## INPUT
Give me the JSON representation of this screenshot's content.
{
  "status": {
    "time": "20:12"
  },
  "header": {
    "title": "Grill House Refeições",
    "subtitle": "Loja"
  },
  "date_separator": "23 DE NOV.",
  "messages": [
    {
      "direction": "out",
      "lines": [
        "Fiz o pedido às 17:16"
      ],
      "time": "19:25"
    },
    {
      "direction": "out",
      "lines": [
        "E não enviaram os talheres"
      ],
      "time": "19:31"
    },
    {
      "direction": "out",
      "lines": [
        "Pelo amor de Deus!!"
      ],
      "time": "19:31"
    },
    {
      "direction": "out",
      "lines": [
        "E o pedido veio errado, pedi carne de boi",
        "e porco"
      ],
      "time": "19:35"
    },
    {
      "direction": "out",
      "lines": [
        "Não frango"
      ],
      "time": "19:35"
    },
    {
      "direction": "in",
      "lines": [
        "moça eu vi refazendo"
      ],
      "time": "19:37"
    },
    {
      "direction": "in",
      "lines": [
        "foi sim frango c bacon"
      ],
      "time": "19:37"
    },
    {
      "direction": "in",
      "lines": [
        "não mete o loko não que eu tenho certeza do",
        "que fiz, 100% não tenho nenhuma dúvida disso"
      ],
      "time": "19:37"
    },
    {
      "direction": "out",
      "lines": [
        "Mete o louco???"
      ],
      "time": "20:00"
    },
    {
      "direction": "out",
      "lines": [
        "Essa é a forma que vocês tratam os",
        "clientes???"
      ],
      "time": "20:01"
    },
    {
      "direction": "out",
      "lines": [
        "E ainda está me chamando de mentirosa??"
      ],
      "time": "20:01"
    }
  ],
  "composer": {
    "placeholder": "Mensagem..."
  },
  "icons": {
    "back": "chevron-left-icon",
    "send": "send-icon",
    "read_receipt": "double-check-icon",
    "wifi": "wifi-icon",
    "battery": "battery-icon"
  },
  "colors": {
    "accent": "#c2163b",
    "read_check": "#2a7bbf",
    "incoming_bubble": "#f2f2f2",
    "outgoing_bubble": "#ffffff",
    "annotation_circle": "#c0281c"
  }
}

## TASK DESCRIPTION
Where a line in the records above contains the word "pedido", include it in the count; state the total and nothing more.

## EXERCISE RESPONSE
2